  • drinking enough water

However, I hate ice baths, struggle with getting enough sleep (because I always want to do more), and have some overuse / mobility restrictions.


Conclusion:

Yes, I have a spreadsheet for this type of thing.  No, I don't think that's necessary or even helpful for some people.  While most people need to get their butts moving more and control what they ingest; those aren't the people this article is written for.

This is for the self-starters and go-getters.  You my dear compatriots need to learn that you cannot "make up for it later."  Just like finances, it's better to pay cash up front than cross your fingers when the credit card bill comes at the end of the month.

Stop spending recovery (i.e. energy) you haven't earned yet.  Stop buying your ability to train on credit and borrowed time.  

You may recall me quoting Jocko that; "Life will give you rest days (children get sick, injuries happen, etc.); don't take them willingly."  No, you don't have to take passive rest days.  You do need to be conscious (or active) about your recovery.  

You also don't have to be so ignorant as to believe there isn't a cost for training (or anything involving effort).  There is, and everyone pays.  Sooner or later.

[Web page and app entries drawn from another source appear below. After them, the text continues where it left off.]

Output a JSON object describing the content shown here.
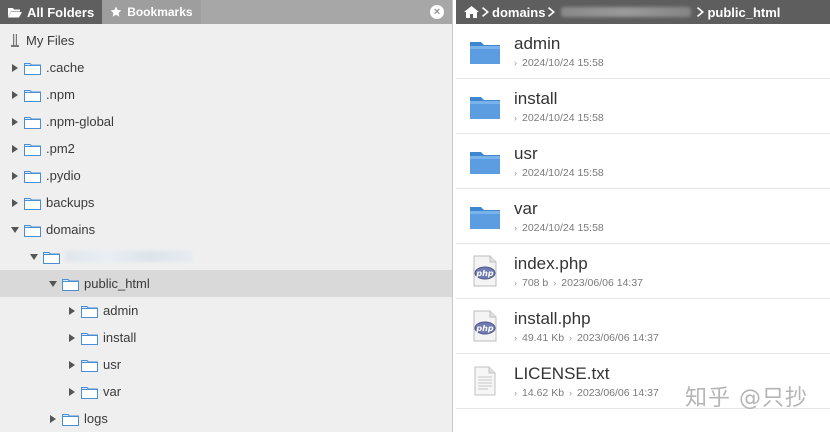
{
  "left_tabs": {
    "all_folders": "All Folders",
    "bookmarks": "Bookmarks",
    "close": "×"
  },
  "tree": {
    "root": "My Files",
    "items": [
      {
        "label": ".cache",
        "expanded": false,
        "level": 1
      },
      {
        "label": ".npm",
        "expanded": false,
        "level": 1
      },
      {
        "label": ".npm-global",
        "expanded": false,
        "level": 1
      },
      {
        "label": ".pm2",
        "expanded": false,
        "level": 1
      },
      {
        "label": ".pydio",
        "expanded": false,
        "level": 1
      },
      {
        "label": "backups",
        "expanded": false,
        "level": 1
      },
      {
        "label": "domains",
        "expanded": true,
        "level": 1
      },
      {
        "label": "",
        "expanded": true,
        "level": 2,
        "obscured": true
      },
      {
        "label": "public_html",
        "expanded": true,
        "level": 3,
        "selected": true
      },
      {
        "label": "admin",
        "expanded": false,
        "level": 4
      },
      {
        "label": "install",
        "expanded": false,
        "level": 4
      },
      {
        "label": "usr",
        "expanded": false,
        "level": 4
      },
      {
        "label": "var",
        "expanded": false,
        "level": 4
      },
      {
        "label": "logs",
        "expanded": false,
        "level": 3
      }
    ]
  },
  "breadcrumb": {
    "first": "domains",
    "last": "public_html"
  },
  "files": [
    {
      "name": "admin",
      "type": "folder",
      "size": "",
      "date": "2024/10/24 15:58"
    },
    {
      "name": "install",
      "type": "folder",
      "size": "",
      "date": "2024/10/24 15:58"
    },
    {
      "name": "usr",
      "type": "folder",
      "size": "",
      "date": "2024/10/24 15:58"
    },
    {
      "name": "var",
      "type": "folder",
      "size": "",
      "date": "2024/10/24 15:58"
    },
    {
      "name": "index.php",
      "type": "php",
      "size": "708 b",
      "date": "2023/06/06 14:37"
    },
    {
      "name": "install.php",
      "type": "php",
      "size": "49.41 Kb",
      "date": "2023/06/06 14:37"
    },
    {
      "name": "LICENSE.txt",
      "type": "txt",
      "size": "14.62 Kb",
      "date": "2023/06/06 14:37"
    }
  ],
  "watermark": "知乎 @只抄",
  "colors": {
    "folder_blue": "#4a8fd4",
    "tab_active": "#5f5f5f",
    "breadcrumb_bg": "#5e5e5e",
    "selected_row": "#d9d9d9"
  }
}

NOTE:  For my own training (as of 8/13/22) I've altered the sleep value to 0.11 / hour.  This roughly translates to 8-9 hours of sleep per night and 5-7 hours of training per week.  As noted previously, my weekends are busy, 6+ hours of hard training over 3 days (see on ice below).
NOTE:  In James Dinicolantonoio's "Win" he notes research that ice baths may impair the anabolic signalling after weight lifting; however there doesn't seem to be such an impairment with aerobic training.  In addition, most research indicates ice baths (from a recovery / performance perspective) as most helpful in acute circumstances (congruent with James's assessment) – think professional athletes training multiple times per day with a high risk / rate of overuse injuries.  Sauna may be more beneficial for recovery without the detriments of cold, though detrimental to competitive performance (pre-comp sauna).  There are merits and cautions to both.